As the Vice President of Client Services for Blue Ocean, I am fortunate to work with a wide variety of companies. Clients of all types turn to our company to make sure their customers receive a high level of service excellence. Not everyone gets to follow their passion at work, so I consider myself lucky. But as some of you may already know, pursuing customer experience mastery can sometimes mean aiming at a moving target.
Customer experience is rapidly evolving, and to keep your finger on the pulse of it, you have to take initiative and educate yourself. I recently took the plunge with a certification program to hone my skills, and I’m happy to announce I’m now a newly minted certified customer service professional. Over the course of my journey into better understanding the CXPA customer experience core competencies, I came away with some key learnings and real-world anecdotes that are especially relevant on the heels of CX Day 2021.
Think about some of the monumental paradigm shifts we’ve gone through as a society. I’m certain that the Industrial Revolution and the Internet Age come to mind. But did you know that we’re currently living in The Age of the Customer? That’s just one of the primary takeaways from “Outside In: The Power of Putting Customers at the Center of Your Business” by Harley Manning and Kerry Bodine, one of my top recommendations for anyone looking to enhance their learning of customer experience.
Customer experience is the main differentiator for brands today. Let’s assume that you have a great product in a crowded marketplace. If you’re going to succeed and compete, you must put yourself in the place of your customers (i.e., an “outside in” approach) and consider their experience at every turn. Every touch point must be accounted for to understand their journeys—only then can you identify where their pain points are.

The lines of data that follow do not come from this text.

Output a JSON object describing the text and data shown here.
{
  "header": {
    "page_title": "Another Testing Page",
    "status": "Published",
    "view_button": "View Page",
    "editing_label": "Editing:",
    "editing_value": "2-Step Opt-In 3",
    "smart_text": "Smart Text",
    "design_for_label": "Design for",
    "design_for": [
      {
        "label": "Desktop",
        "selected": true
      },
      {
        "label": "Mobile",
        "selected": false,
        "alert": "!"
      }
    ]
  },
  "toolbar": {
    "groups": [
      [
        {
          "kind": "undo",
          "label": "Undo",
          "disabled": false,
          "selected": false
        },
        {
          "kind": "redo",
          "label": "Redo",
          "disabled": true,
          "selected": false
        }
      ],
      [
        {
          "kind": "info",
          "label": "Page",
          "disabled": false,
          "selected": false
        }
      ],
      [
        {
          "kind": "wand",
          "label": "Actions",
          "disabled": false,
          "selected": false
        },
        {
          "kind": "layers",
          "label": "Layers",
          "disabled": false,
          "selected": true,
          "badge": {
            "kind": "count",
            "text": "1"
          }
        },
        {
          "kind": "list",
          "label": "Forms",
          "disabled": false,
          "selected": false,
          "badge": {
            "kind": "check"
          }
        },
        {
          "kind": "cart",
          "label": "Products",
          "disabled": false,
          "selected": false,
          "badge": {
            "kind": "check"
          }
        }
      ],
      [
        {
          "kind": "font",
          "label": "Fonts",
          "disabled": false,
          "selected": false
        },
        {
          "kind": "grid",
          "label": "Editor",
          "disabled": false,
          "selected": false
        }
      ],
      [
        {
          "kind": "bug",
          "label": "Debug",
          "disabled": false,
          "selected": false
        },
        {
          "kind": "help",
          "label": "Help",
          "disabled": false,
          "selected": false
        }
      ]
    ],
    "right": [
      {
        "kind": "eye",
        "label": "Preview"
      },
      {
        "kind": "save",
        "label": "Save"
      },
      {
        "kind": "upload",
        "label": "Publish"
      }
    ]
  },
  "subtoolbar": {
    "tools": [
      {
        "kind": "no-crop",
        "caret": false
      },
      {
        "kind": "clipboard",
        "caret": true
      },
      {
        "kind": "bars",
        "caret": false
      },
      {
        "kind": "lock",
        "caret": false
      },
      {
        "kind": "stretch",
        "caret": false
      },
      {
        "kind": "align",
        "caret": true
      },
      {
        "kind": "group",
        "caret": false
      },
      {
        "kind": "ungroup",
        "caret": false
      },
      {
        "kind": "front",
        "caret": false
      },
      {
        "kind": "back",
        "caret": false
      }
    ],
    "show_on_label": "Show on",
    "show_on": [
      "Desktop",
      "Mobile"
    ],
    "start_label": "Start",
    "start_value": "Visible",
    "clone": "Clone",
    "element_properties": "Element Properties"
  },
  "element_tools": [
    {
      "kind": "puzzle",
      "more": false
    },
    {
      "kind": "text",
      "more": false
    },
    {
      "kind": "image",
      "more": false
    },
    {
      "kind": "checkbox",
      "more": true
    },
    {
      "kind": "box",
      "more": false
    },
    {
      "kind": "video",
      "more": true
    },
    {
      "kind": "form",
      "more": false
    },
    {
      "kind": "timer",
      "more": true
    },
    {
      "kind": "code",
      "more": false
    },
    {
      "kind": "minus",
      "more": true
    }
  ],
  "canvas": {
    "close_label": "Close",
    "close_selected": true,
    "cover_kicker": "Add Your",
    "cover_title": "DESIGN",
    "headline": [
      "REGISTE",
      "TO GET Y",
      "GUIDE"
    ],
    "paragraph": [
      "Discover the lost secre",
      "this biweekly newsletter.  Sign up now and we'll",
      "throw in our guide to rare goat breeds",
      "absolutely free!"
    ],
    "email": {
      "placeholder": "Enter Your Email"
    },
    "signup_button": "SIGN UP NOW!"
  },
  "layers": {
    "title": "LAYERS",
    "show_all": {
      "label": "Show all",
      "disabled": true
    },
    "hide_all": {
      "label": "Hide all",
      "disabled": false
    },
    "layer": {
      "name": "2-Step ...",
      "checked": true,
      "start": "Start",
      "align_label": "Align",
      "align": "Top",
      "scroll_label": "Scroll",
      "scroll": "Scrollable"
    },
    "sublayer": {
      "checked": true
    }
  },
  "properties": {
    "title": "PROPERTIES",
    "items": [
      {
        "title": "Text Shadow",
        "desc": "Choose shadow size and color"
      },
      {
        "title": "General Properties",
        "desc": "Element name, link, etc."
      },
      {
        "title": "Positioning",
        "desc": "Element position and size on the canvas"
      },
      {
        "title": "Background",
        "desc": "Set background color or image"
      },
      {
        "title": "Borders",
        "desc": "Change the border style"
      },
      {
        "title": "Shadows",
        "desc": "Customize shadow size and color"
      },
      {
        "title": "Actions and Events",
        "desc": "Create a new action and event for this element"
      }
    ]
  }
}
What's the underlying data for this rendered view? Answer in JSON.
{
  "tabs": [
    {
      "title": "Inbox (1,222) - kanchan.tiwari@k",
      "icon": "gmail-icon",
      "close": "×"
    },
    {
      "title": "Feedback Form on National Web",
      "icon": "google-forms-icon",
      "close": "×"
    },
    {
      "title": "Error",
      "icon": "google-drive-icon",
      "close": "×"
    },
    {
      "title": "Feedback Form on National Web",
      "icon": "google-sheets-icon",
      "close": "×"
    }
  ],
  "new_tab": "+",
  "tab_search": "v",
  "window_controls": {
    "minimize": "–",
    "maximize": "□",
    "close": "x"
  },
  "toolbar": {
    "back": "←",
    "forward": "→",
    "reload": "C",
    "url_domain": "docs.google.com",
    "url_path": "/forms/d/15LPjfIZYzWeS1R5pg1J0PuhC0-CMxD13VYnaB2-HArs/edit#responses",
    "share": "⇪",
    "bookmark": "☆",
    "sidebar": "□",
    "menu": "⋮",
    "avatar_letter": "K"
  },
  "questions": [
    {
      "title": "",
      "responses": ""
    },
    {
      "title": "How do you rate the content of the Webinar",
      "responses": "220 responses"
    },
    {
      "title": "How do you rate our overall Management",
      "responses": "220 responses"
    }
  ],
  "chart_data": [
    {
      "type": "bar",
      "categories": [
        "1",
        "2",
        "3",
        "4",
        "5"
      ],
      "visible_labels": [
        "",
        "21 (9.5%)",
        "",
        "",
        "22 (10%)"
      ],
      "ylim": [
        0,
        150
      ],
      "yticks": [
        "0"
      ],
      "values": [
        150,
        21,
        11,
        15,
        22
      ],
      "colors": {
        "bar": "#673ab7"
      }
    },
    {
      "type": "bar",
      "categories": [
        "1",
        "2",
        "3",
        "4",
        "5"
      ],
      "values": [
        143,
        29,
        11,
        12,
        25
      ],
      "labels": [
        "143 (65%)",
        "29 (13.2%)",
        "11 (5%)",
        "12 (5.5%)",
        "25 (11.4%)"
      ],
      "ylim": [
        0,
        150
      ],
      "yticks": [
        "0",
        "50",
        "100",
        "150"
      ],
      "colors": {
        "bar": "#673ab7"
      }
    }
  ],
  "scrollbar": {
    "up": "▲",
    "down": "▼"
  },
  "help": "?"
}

Gone are the days when “wow” moments of going above and beyond were the end goal. The real key to customer loyalty is reliability and consistency. Removing pain points FIRST, is far more valuable than trying to delight customers.
This shift has led to the advent of the Customer Service Officer, a role that didn’t even exist just a short time ago. Prior to the arrival of dedicated customer experience professionals in the C-suite, customer experience issues tended to fall at the feet of the marketing department, or worse, get put on the backburner. But as we’ll see in the example that follows, having a handle on customer experience from the start can mean the difference in avoiding catastrophe.
Like any new class you take, learnings tend to stick when you can apply them to real-life examples. Consider for instance the differing approaches of two major water utility companies in dealing with customer service issues. The first example is from “Outside In: The Power of Putting Customers at the Center of Your Business” by Harley Manning and Kerry Bodine, where you can read about it in more detail.
The water utility company, based in the U.K., spent years planning the roll out of smart meters to their customer base. They looked at the entire customer journey and carefully approached this massive change so customers wouldn’t be surprised.
So after pulling in customer service consultants, the company decided to minimize customer distress by installing the devices over a five-year period. They carefully planned the logistics of installation, a communication plan for the roll-out, and an updated billing cycle to accommodate customers—they even arranged for trucks to circulate in areas of need to answer questions and hand out water-saving showerheads.
Monopolies don’t typically show this level of care or commitment to the customer—because they don’t have to. But by taking the time to educate their user base and walk them through every step of what could have been an unpleasant process, this water utility company made a positive impact on their relationship with their customers and, by extension, their community at large.
The other end of the spectrum is unfortunately more common (and costly). When a Canadian utility company concluded that new smart meters were necessary, they rolled out their efforts with far less consideration. Customers received letters that bordered on threatening, stating that devices would be installed no matter what. This led to widespread concerns over health, safety, and privacy. Contact centers were overwhelmed. Customers were furious. Lawsuits were launched. Negative media coverage was widespread. Only then did the company take steps to educate the public. But the damage to their reputation was already done and trust had been seriously eroded by then.
It’s a powerful lesson that even the most powerful monopolies must design and map their customer touchpoints to prevent causing unnecessary pain for customers.
One of my favorite learnings from my recent CX studies is this: customer experience ties directly into employee experience and culture. One of the guiding principles, in fact, states that “culture + governance = execution.”
You can look to one of our clients in the field of smart technology for a real-life example. Every customer experience choice is made based on in-depth customer personas that represent the needs of a hypothetical customer, be they a teacher, a director of IT, or a reseller in the field. Each persona is also given a name and a picture to bring the persona to life—these are real people with real problems, looking to connect with someone who cares.
Customer satisfaction surveys keep track of satisfaction trends for each persona, which ultimately leads to the kind of continual improvement that lets a user base know that a company is listening. After all, if you’re not fixing your customers pain points, they will go unaddressed and customer experience issues will only compound.
I’m proud of my status as a freshly certified customer experience expert, and the long hours of study were more than worth it. But even more than that, I’m excited for this new age of customer experience we are in. After so much uncertainty over the past 18 months, the needs of customers have changed in response. With so much stress in the world, designing an outside-in, customer-centric experience is sure to lead to loyalty—let’s pursue a new age of customer experience together!